“We identified this as a kinase for stroke, and it is an important kinase for neuroprotection,” she says. “It’s an interesting case of kinase and ligand bi-directional signaling. A lot of the biology is not yet well understood.

“Figuring out cell selectivity is a challenge, more selective is better. People do these large panels, but you don’t know what’s going to be relevant in the cell and in the animal. Kinase activity in the cell and animal is sometimes more relevant than at the isolated protein.”

RTK Inhibitor Discovery

Zhao Ren, M.D., Ph.D., staff scientist at Elan Pharmaceuticals, and his co-workers developed a novel cellular assay in-house. Receptor tyrosine kinases (RTKs) “are an important class of drug targets because of the critical roles they play in cell proliferation and differentiation,” notes Dr. Ren. RTK inhibitors have been aggressively pursued in many different therapeutic areas, including oncology and inflammatory diseases, “and some of these are potential drug candidates.”

According to Dr. Ren, homogenous biochemical assays using recombinant kinase domains of RTKs have been widely adopted to drive inhibitor discovery and structure-activity relationship (SAR) studies. However, there is a lack of robust cellular assays that can measure RTK activity in a high-throughput fashion.

“Interestingly, people examine this class of target using biochemical assays, expressing the kinase domains in bacteria and insect cells, purifying them. We, however, want to explore a different strategy. Cellular assays that can measure RTK activity in their natural environment might be a better approach. A much higher hurdle is developing an assay that works in cells.”

The challenges here are both conceptual and technical, Dr. Ren explains. What happens to a complex receptor is not a single event but a cascade of activities. “We need to figure out what is the best step to monitor receptor activation and what is the best assay technology available.

“We ultimately decided to use AlphaScreen, a luminscent homogeneous immunoassay. This is a simple but effective method to monitor molecular interactions. When two biomolecules form a complex, they also bring a pair of donor and acceptor beads to close proximity. Which, in turn, generates luminescent signals when excited with a laser. That’s how you measure activities in this type of assay.”

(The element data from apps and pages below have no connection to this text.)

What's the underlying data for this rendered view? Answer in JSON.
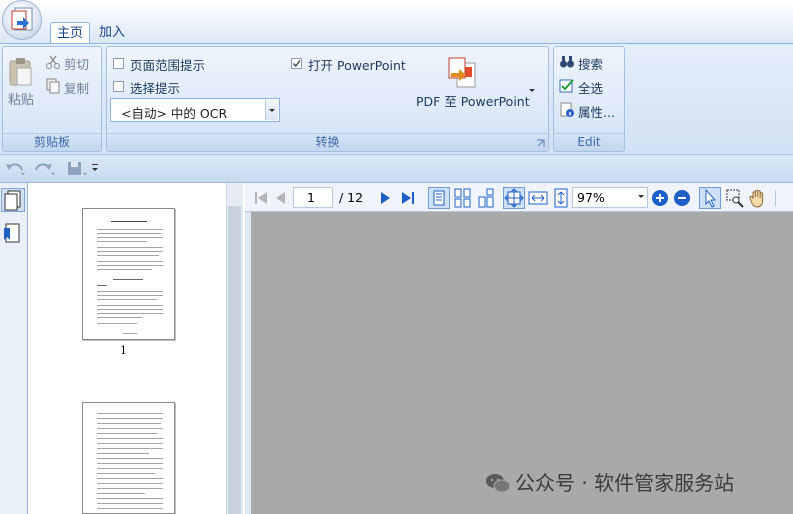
{
  "ribbon": {
    "tabs": [
      {
        "label": "主页",
        "active": true
      },
      {
        "label": "加入",
        "active": false
      }
    ],
    "clipboard": {
      "paste_label": "粘贴",
      "cut_label": "剪切",
      "copy_label": "复制",
      "group_label": "剪贴板"
    },
    "convert": {
      "page_range_label": "页面范围提示",
      "page_range_checked": false,
      "select_prompt_label": "选择提示",
      "select_prompt_checked": false,
      "open_ppt_label": "打开 PowerPoint",
      "open_ppt_checked": true,
      "ocr_value": "<自动> 中的 OCR",
      "pdf_to_ppt_label": "PDF 至 PowerPoint",
      "group_label": "转换"
    },
    "edit": {
      "search_label": "搜索",
      "select_all_label": "全选",
      "properties_label": "属性...",
      "group_label": "Edit"
    }
  },
  "thumbnails": {
    "page1_label": "1"
  },
  "doc_toolbar": {
    "current_page": "1",
    "total_pages": "/ 12",
    "zoom": "97%"
  },
  "watermark": {
    "text": "公众号 · 软件管家服务站"
  },
  "colors": {
    "accent": "#15428b",
    "viewer_bg": "#a9a9a9",
    "ribbon_bg": "#d2e1f4"
  }
}
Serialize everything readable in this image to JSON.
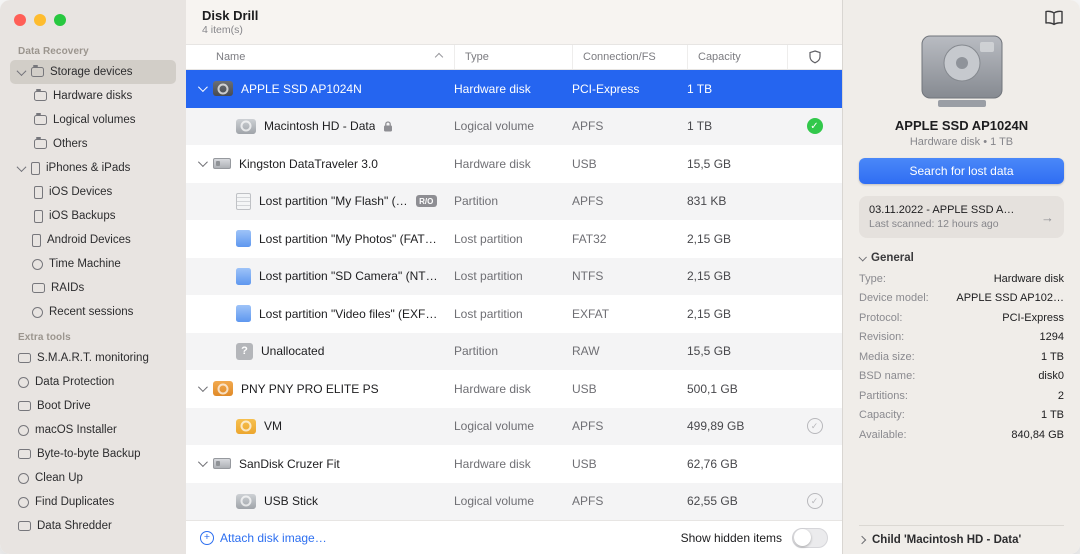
{
  "window": {
    "title": "Disk Drill",
    "items_count": "4 item(s)"
  },
  "sidebar": {
    "sections": [
      {
        "label": "Data Recovery",
        "items": [
          {
            "label": "Storage devices"
          },
          {
            "label": "Hardware disks"
          },
          {
            "label": "Logical volumes"
          },
          {
            "label": "Others"
          },
          {
            "label": "iPhones & iPads"
          },
          {
            "label": "iOS Devices"
          },
          {
            "label": "iOS Backups"
          },
          {
            "label": "Android Devices"
          },
          {
            "label": "Time Machine"
          },
          {
            "label": "RAIDs"
          },
          {
            "label": "Recent sessions"
          }
        ]
      },
      {
        "label": "Extra tools",
        "items": [
          {
            "label": "S.M.A.R.T. monitoring"
          },
          {
            "label": "Data Protection"
          },
          {
            "label": "Boot Drive"
          },
          {
            "label": "macOS Installer"
          },
          {
            "label": "Byte-to-byte Backup"
          },
          {
            "label": "Clean Up"
          },
          {
            "label": "Find Duplicates"
          },
          {
            "label": "Data Shredder"
          }
        ]
      }
    ]
  },
  "table": {
    "columns": {
      "name": "Name",
      "type": "Type",
      "connection": "Connection/FS",
      "capacity": "Capacity"
    },
    "rows": [
      {
        "name": "APPLE SSD AP1024N",
        "type": "Hardware disk",
        "fs": "PCI-Express",
        "capacity": "1 TB"
      },
      {
        "name": "Macintosh HD - Data",
        "type": "Logical volume",
        "fs": "APFS",
        "capacity": "1 TB"
      },
      {
        "name": "Kingston DataTraveler 3.0",
        "type": "Hardware disk",
        "fs": "USB",
        "capacity": "15,5 GB"
      },
      {
        "name": "Lost partition \"My Flash\" (…",
        "badge": "R/O",
        "type": "Partition",
        "fs": "APFS",
        "capacity": "831 KB"
      },
      {
        "name": "Lost partition \"My Photos\" (FAT…",
        "type": "Lost partition",
        "fs": "FAT32",
        "capacity": "2,15 GB"
      },
      {
        "name": "Lost partition \"SD Camera\" (NT…",
        "type": "Lost partition",
        "fs": "NTFS",
        "capacity": "2,15 GB"
      },
      {
        "name": "Lost partition \"Video files\" (EXF…",
        "type": "Lost partition",
        "fs": "EXFAT",
        "capacity": "2,15 GB"
      },
      {
        "name": "Unallocated",
        "type": "Partition",
        "fs": "RAW",
        "capacity": "15,5 GB"
      },
      {
        "name": "PNY PNY PRO ELITE PS",
        "type": "Hardware disk",
        "fs": "USB",
        "capacity": "500,1 GB"
      },
      {
        "name": "VM",
        "type": "Logical volume",
        "fs": "APFS",
        "capacity": "499,89 GB"
      },
      {
        "name": "SanDisk Cruzer Fit",
        "type": "Hardware disk",
        "fs": "USB",
        "capacity": "62,76 GB"
      },
      {
        "name": "USB Stick",
        "type": "Logical volume",
        "fs": "APFS",
        "capacity": "62,55 GB"
      }
    ]
  },
  "footer": {
    "attach_label": "Attach disk image…",
    "show_hidden_label": "Show hidden items"
  },
  "details": {
    "title": "APPLE SSD AP1024N",
    "subtitle": "Hardware disk • 1 TB",
    "search_button": "Search for lost data",
    "session": {
      "title": "03.11.2022 - APPLE SSD A…",
      "subtitle": "Last scanned: 12 hours ago",
      "arrow": "→"
    },
    "general": {
      "label": "General",
      "fields": [
        {
          "label": "Type:",
          "value": "Hardware disk"
        },
        {
          "label": "Device model:",
          "value": "APPLE SSD AP102…"
        },
        {
          "label": "Protocol:",
          "value": "PCI-Express"
        },
        {
          "label": "Revision:",
          "value": "1294"
        },
        {
          "label": "Media size:",
          "value": "1 TB"
        },
        {
          "label": "BSD name:",
          "value": "disk0"
        },
        {
          "label": "Partitions:",
          "value": "2"
        },
        {
          "label": "Capacity:",
          "value": "1 TB"
        },
        {
          "label": "Available:",
          "value": "840,84 GB"
        }
      ]
    },
    "child_label": "Child 'Macintosh HD - Data'"
  }
}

Using PerkinElmer’s AlphaScreen technology, Dr. Ren developed several robust cellular RTK assays measuring receptor autophosphorylation. The high assay sensitivity enables miniaturization, and the homogenous nature of these assays renders efficient automation with liquid handlers and robotics.

“We need a lot of cells to do a large screening—one billion cells a day. We discovered another technology on the market, HyperFlask™ by Corning that enabled us to grow multiple layers of cells in the same volume of flask. This is a much more manageable way to keep up with the huge cell culture need,” says Dr. Ren.